"""

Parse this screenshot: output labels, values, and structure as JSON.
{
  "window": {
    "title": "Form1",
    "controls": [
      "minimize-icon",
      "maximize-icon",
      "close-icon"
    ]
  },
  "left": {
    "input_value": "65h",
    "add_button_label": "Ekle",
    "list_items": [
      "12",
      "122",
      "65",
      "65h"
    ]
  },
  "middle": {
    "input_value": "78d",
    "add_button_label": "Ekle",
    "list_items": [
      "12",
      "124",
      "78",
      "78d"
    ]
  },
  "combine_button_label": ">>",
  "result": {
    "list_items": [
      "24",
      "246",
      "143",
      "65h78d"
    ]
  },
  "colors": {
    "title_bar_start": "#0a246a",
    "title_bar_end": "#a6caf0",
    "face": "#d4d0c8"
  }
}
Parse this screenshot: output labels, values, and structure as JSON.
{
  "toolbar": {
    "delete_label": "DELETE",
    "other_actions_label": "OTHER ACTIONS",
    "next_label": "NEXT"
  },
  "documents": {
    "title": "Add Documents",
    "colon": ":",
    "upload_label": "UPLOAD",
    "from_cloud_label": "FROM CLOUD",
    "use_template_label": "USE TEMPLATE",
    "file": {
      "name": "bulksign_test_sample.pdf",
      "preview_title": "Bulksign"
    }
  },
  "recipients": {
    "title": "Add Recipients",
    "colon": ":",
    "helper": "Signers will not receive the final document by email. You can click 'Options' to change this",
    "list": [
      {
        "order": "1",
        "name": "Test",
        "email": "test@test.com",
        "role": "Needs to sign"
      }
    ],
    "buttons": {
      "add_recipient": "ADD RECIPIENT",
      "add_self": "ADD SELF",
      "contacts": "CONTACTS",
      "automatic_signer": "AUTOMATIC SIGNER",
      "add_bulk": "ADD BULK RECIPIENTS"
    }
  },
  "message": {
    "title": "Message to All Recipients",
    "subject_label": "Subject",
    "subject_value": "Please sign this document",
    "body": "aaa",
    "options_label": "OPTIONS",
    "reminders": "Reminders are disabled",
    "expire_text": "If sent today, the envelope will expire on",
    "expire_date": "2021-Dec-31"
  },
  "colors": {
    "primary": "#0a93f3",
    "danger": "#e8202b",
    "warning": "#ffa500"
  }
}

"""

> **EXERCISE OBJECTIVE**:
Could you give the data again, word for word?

> **TASK SOLUTION**:
Parse this screenshot: output labels, values, and structure as JSON.
{
  "window": {
    "title": "Form1",
    "controls": [
      "minimize-icon",
      "maximize-icon",
      "close-icon"
    ]
  },
  "left": {
    "input_value": "65h",
    "add_button_label": "Ekle",
    "list_items": [
      "12",
      "122",
      "65",
      "65h"
    ]
  },
  "middle": {
    "input_value": "78d",
    "add_button_label": "Ekle",
    "list_items": [
      "12",
      "124",
      "78",
      "78d"
    ]
  },
  "combine_button_label": ">>",
  "result": {
    "list_items": [
      "24",
      "246",
      "143",
      "65h78d"
    ]
  },
  "colors": {
    "title_bar_start": "#0a246a",
    "title_bar_end": "#a6caf0",
    "face": "#d4d0c8"
  }
}
Parse this screenshot: output labels, values, and structure as JSON.
{
  "toolbar": {
    "delete_label": "DELETE",
    "other_actions_label": "OTHER ACTIONS",
    "next_label": "NEXT"
  },
  "documents": {
    "title": "Add Documents",
    "colon": ":",
    "upload_label": "UPLOAD",
    "from_cloud_label": "FROM CLOUD",
    "use_template_label": "USE TEMPLATE",
    "file": {
      "name": "bulksign_test_sample.pdf",
      "preview_title": "Bulksign"
    }
  },
  "recipients": {
    "title": "Add Recipients",
    "colon": ":",
    "helper": "Signers will not receive the final document by email. You can click 'Options' to change this",
    "list": [
      {
        "order": "1",
        "name": "Test",
        "email": "test@test.com",
        "role": "Needs to sign"
      }
    ],
    "buttons": {
      "add_recipient": "ADD RECIPIENT",
      "add_self": "ADD SELF",
      "contacts": "CONTACTS",
      "automatic_signer": "AUTOMATIC SIGNER",
      "add_bulk": "ADD BULK RECIPIENTS"
    }
  },
  "message": {
    "title": "Message to All Recipients",
    "subject_label": "Subject",
    "subject_value": "Please sign this document",
    "body": "aaa",
    "options_label": "OPTIONS",
    "reminders": "Reminders are disabled",
    "expire_text": "If sent today, the envelope will expire on",
    "expire_date": "2021-Dec-31"
  },
  "colors": {
    "primary": "#0a93f3",
    "danger": "#e8202b",
    "warning": "#ffa500"
  }
}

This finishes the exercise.